__Problem to solve__. Could you find every line in the entries below that holds the word "title" and copy it?

Items from an interface collection:
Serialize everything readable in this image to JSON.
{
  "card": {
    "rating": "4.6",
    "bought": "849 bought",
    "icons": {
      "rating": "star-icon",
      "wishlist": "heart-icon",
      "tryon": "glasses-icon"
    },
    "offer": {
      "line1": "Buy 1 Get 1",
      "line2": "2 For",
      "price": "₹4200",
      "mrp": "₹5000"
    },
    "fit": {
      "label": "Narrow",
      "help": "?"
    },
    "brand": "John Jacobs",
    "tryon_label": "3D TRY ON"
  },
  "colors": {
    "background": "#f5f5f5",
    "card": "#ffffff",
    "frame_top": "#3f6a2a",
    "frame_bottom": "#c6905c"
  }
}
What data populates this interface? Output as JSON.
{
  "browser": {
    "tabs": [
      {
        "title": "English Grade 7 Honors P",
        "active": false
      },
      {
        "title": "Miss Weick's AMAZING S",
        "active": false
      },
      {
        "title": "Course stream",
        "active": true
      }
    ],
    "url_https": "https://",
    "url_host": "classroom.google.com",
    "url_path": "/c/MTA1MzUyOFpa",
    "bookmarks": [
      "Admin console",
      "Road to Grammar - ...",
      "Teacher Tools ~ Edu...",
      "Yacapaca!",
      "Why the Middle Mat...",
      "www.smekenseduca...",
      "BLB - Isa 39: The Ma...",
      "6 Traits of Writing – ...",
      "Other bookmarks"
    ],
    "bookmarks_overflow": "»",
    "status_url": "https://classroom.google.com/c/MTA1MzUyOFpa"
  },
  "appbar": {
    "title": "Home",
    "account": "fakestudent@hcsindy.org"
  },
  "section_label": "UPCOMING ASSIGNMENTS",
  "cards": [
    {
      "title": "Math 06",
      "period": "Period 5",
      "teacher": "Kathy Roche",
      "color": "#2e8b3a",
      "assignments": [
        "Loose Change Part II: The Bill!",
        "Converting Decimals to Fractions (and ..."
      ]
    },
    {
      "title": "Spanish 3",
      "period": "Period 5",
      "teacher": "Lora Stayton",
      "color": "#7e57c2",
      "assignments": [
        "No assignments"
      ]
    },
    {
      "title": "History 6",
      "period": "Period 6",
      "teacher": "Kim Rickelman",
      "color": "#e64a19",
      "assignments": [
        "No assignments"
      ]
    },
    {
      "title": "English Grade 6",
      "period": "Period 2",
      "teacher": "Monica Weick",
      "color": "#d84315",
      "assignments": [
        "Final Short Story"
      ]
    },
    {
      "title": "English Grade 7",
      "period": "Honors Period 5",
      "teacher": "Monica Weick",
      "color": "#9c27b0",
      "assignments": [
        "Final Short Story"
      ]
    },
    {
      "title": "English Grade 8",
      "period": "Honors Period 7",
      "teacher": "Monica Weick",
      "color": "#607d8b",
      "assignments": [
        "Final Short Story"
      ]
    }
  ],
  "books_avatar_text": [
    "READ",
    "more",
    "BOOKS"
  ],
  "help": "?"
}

__The completed task__.
        "title": "English Grade 7 Honors P",
        "title": "Miss Weick's AMAZING S",
        "title": "Course stream",
    "title": "Home",
      "title": "Math 06",
      "title": "Spanish 3",
      "title": "History 6",
      "title": "English Grade 6",
      "title": "English Grade 7",
      "title": "English Grade 8",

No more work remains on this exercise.